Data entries
__________
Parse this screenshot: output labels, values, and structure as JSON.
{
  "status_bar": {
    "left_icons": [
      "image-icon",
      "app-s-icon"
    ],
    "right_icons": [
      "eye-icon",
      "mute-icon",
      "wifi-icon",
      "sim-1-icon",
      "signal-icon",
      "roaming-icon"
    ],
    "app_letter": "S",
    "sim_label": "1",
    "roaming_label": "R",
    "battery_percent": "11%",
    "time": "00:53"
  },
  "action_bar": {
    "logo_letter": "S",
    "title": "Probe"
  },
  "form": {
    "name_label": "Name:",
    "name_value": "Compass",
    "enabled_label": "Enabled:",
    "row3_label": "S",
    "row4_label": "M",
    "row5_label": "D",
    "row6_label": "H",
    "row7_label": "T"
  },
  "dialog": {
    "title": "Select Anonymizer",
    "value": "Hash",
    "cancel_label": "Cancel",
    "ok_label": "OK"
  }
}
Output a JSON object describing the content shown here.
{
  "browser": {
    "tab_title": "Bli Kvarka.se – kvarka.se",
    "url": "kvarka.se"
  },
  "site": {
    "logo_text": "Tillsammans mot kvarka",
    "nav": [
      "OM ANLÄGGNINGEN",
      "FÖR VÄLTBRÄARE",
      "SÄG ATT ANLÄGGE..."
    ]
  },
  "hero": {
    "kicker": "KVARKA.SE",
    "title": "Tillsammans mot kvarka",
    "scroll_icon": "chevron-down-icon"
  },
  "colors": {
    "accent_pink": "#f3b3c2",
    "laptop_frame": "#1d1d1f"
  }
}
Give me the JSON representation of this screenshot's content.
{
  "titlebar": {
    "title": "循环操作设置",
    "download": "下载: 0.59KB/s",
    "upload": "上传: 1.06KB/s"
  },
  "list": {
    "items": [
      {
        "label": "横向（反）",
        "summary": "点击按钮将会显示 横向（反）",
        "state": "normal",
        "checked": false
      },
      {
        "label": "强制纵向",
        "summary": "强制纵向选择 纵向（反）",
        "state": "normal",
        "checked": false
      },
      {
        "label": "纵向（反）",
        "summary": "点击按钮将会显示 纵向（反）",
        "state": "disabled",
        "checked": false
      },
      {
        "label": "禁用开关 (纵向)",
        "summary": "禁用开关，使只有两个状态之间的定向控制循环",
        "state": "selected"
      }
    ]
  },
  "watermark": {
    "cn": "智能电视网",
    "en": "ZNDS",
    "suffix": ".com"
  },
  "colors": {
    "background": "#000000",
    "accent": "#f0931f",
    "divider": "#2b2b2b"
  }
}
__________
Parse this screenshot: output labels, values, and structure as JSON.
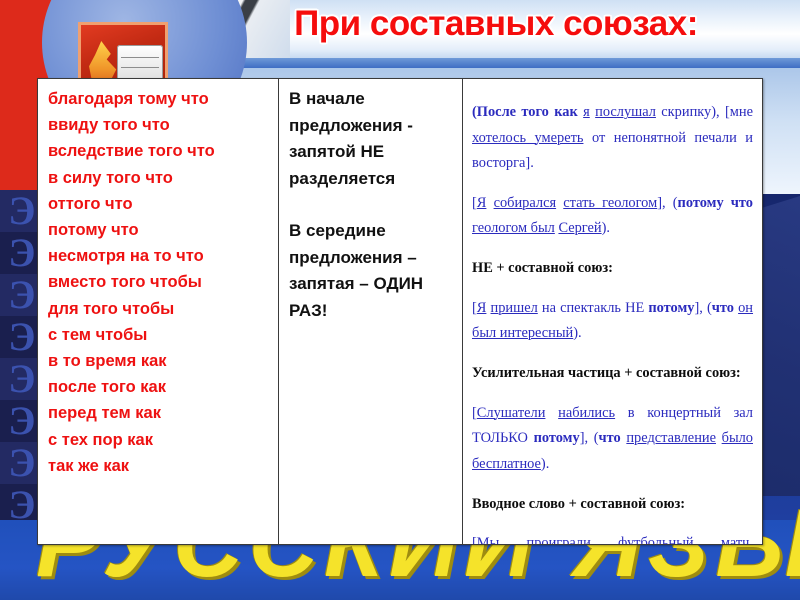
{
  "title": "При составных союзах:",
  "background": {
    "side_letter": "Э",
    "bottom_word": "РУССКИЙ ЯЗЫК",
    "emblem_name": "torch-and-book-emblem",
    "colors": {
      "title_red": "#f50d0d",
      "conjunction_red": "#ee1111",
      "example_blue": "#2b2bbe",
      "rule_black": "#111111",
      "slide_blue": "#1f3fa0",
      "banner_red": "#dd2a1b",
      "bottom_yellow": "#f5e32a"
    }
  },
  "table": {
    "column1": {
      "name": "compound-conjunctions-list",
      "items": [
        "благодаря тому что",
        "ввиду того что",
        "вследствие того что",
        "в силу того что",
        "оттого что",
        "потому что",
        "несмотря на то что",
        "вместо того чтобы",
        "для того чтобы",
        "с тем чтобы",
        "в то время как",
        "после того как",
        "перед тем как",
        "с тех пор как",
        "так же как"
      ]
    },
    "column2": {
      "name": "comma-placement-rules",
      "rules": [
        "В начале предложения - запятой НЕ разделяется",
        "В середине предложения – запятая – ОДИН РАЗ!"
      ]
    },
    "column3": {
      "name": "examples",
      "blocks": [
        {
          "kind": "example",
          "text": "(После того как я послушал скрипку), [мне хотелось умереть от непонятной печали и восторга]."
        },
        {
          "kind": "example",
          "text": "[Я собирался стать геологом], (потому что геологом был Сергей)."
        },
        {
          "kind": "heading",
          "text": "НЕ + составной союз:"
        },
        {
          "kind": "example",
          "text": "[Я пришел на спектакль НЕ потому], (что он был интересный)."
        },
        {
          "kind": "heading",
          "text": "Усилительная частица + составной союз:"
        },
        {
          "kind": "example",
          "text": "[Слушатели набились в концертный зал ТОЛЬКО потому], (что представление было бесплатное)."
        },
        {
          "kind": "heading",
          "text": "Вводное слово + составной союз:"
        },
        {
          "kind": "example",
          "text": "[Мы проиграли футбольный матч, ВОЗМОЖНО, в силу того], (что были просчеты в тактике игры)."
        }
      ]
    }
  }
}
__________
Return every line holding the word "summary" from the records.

        "summary": "点击按钮将会显示 横向（反）",
        "summary": "强制纵向选择 纵向（反）",
        "summary": "点击按钮将会显示 纵向（反）",
        "summary": "禁用开关，使只有两个状态之间的定向控制循环",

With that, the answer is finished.